Trial Of 10-Year-Old Accused Drug Dealer Opens
HAUPPAUGE, N.Y. (AP) _ A 10-year-old boy has gone on trial in open court for selling crack cocaine, despite his lawyer’s pleas that the case be closed to the public, as is the case in most Family Court proceedings.
Suffolk County Family Court Judge Donald Auperin cited society’s concern over drug abuse in ruling Tuesday that the case should be tried before the public.
″This is a tragic story of a young boy who may have been at the wrong place at the wrong time,″ the boy’s Legal Aid lawyer, Douglas O’Connor. ″It wasn’t his fault that he lives in a place where these types of things take place. He did not choose the place where he lives.″
The boy, whose name the judge asked the press to withhold, lives with his family in a poor neighborhood in Wyandanch, a suburban Long Island community about 20 miles east of New York City.
The 5-foot-tall defendant appeared bored and at times sleepy as four Suffolk County police officers took the stand to describe the events that led to his arrest Jan. 15.

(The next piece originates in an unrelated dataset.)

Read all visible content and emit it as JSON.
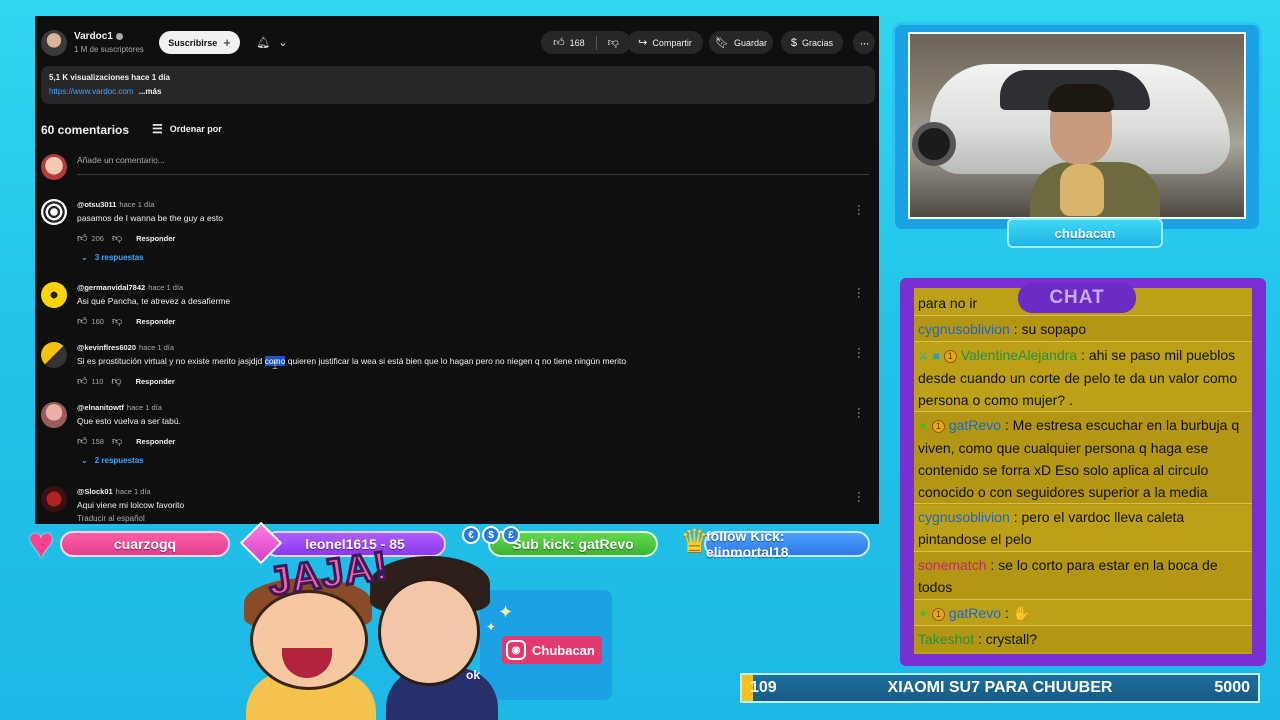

Two officers testified that they saw the boy and his 14-year-old companion selling crack from a BMX dirt bike that they rode up and down Straight Path in Wyandanch, an area known for drug-dealing.
When police moved into arrest them, an officer testified, the 10-year-old threw away a brown paper bag that was found to contain three plastic bags of crack, worth $20 each. The two boys were found to be carrying $226. The older boy is being tried seperately.
During an intermission in the two-hour proceeding, he began to cry. A court officer asked his mother to comfort him, and she walked over and patted him on the shoulder, which seemed to calm him.
When Tuesday’s session was over, O’Connor asked if the child could go home for the night, but the judge refused and ordered him taken to the Nassau County Children’s Shelter, where he has been held for the past two weeks.
As the child was handcuffed and led out, he called out in a choked-up voice, ″Mommy, are you coming back tomorrow?″
His mother called back, ″Yes, yes.″